If a line in the listing below includes the string "subtitle", pull it out.

--- Given data Enclosed Below ---

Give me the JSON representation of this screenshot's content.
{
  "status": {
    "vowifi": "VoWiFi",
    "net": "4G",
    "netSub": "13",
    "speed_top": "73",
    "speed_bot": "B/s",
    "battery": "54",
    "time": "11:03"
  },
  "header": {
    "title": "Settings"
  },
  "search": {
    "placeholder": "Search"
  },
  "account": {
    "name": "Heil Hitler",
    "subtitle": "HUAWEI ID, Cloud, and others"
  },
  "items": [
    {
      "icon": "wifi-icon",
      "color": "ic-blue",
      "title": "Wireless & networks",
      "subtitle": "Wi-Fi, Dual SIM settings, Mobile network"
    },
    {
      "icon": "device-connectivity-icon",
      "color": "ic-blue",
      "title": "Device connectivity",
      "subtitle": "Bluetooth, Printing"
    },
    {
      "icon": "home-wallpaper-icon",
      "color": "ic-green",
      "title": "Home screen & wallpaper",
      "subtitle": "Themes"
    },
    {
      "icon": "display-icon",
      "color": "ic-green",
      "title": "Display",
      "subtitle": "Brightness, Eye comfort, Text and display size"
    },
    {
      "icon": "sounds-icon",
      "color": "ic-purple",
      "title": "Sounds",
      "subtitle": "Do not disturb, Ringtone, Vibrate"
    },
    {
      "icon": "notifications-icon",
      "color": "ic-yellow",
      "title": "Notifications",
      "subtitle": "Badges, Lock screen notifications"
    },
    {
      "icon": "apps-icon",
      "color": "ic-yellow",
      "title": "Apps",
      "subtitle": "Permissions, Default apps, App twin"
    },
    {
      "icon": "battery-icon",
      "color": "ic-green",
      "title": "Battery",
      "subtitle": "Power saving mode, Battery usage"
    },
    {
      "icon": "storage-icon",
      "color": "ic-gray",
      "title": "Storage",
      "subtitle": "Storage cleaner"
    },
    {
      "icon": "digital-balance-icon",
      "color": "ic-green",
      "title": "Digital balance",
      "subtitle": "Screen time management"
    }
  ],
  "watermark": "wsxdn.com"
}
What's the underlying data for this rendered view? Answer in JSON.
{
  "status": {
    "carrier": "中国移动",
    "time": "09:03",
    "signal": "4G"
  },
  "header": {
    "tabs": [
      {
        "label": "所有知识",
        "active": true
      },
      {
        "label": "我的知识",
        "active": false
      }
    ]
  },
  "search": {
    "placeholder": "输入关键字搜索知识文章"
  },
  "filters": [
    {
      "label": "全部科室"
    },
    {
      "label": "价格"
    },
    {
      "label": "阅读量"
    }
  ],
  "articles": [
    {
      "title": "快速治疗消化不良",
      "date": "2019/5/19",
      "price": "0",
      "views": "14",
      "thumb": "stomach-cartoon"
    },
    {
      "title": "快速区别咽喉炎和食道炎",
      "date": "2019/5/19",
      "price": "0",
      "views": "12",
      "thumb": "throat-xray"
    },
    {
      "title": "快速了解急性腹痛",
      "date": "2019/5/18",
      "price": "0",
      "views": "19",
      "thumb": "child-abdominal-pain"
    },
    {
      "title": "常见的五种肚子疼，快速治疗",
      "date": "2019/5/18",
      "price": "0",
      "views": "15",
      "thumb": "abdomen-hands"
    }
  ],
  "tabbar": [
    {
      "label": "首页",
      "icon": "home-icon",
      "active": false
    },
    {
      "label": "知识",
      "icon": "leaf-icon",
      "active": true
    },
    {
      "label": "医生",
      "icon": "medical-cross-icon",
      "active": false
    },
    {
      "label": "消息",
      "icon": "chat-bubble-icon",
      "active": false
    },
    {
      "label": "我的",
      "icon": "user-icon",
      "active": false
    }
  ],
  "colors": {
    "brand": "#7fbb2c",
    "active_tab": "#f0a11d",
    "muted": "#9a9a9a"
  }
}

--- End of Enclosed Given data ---

**Written response**.
    "subtitle": "HUAWEI ID, Cloud, and others"
      "subtitle": "Wi-Fi, Dual SIM settings, Mobile network"
      "subtitle": "Bluetooth, Printing"
      "subtitle": "Themes"
      "subtitle": "Brightness, Eye comfort, Text and display size"
      "subtitle": "Do not disturb, Ringtone, Vibrate"
      "subtitle": "Badges, Lock screen notifications"
      "subtitle": "Permissions, Default apps, App twin"
      "subtitle": "Power saving mode, Battery usage"
      "subtitle": "Storage cleaner"
      "subtitle": "Screen time management"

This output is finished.